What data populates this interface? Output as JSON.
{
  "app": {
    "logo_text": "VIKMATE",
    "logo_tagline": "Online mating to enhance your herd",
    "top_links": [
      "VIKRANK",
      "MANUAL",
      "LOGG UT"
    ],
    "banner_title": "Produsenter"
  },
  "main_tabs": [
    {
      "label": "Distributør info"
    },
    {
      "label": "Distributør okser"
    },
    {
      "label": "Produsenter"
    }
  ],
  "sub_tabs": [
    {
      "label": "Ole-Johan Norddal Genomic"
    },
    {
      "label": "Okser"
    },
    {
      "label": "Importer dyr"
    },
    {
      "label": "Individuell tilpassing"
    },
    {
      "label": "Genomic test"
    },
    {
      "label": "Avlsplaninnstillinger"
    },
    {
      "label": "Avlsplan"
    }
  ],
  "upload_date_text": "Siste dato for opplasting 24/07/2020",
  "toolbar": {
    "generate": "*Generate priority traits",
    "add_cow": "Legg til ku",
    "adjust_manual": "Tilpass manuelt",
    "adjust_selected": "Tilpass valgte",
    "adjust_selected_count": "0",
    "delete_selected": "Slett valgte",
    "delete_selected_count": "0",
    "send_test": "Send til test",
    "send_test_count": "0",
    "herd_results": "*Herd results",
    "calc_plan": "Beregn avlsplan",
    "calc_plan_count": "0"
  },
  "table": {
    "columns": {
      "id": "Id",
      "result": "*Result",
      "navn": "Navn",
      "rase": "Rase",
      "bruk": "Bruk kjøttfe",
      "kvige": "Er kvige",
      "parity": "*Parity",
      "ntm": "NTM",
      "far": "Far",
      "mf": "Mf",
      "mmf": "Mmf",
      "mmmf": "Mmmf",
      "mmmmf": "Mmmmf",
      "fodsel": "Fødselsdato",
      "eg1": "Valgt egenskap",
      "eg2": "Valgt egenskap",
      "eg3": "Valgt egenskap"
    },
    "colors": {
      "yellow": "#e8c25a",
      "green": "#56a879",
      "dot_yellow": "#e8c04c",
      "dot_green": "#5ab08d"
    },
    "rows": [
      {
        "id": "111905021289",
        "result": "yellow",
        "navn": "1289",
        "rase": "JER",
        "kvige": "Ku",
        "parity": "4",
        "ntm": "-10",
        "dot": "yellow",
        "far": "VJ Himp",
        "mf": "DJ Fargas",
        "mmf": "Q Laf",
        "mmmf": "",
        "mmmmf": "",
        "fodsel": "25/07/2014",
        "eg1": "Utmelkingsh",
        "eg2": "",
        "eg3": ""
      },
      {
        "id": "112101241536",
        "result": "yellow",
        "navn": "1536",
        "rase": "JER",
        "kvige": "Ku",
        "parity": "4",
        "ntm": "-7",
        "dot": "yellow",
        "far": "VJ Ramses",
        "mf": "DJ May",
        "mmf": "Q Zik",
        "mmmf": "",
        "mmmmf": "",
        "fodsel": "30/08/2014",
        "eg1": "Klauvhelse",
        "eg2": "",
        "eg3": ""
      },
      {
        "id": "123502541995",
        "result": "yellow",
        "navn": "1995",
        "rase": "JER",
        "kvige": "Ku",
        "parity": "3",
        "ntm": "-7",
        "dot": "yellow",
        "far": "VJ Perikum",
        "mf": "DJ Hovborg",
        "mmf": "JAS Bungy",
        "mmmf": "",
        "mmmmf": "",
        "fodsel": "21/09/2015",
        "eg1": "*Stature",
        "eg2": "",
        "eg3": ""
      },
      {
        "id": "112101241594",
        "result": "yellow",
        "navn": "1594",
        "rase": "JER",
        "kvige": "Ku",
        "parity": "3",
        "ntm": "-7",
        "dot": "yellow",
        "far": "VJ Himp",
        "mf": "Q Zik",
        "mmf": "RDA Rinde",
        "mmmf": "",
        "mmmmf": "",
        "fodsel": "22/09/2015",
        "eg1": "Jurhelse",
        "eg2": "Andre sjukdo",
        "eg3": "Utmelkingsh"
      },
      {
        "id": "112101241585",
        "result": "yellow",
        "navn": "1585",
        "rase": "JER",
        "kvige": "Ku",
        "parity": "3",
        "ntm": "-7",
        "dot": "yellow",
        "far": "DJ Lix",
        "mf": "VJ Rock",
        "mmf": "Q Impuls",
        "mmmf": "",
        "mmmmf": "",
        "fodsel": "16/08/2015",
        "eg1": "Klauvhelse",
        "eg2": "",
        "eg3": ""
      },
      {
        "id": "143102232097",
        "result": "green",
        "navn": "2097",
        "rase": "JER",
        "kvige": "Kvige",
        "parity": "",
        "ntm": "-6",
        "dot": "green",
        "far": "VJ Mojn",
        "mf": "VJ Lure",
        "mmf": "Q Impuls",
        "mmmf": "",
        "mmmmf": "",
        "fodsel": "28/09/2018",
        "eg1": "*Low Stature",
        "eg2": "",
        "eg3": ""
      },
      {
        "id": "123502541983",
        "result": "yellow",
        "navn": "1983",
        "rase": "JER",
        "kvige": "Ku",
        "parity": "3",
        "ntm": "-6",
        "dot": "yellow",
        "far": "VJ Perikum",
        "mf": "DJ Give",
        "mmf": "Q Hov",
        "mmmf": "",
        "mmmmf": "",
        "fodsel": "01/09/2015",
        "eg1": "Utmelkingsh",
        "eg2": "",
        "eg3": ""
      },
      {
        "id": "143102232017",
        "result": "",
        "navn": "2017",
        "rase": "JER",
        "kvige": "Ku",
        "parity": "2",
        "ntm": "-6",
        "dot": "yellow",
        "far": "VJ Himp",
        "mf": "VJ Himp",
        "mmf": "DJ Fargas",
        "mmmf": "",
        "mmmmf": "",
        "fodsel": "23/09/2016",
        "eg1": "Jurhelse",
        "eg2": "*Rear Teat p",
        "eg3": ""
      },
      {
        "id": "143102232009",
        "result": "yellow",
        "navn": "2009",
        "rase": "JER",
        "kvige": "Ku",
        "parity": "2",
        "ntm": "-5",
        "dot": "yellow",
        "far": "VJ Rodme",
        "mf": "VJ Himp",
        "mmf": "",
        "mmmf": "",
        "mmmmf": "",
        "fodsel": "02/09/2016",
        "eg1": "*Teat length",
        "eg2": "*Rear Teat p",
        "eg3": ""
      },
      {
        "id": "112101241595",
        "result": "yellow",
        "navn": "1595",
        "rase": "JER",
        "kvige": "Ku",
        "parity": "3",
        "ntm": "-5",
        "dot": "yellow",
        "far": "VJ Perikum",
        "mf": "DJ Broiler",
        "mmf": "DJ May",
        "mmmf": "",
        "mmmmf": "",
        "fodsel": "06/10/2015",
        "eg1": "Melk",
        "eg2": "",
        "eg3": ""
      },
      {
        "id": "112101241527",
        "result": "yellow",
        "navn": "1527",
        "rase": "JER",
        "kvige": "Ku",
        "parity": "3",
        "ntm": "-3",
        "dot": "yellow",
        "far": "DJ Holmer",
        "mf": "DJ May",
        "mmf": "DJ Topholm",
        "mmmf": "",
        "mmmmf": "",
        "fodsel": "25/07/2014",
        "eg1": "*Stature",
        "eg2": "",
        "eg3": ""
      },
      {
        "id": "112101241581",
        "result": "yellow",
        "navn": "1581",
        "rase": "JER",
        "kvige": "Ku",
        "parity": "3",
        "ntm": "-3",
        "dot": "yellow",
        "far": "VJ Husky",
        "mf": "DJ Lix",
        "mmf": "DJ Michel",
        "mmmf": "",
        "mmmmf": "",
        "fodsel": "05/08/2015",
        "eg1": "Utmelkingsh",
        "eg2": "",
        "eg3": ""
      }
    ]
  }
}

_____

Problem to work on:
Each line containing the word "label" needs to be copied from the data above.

Solution to this problem:
      "label": "Distributør info"
      "label": "Distributør okser"
      "label": "Produsenter"
      "label": "Ole-Johan Norddal Genomic"
      "label": "Okser"
      "label": "Importer dyr"
      "label": "Individuell tilpassing"
      "label": "Genomic test"
      "label": "Avlsplaninnstillinger"
      "label": "Avlsplan"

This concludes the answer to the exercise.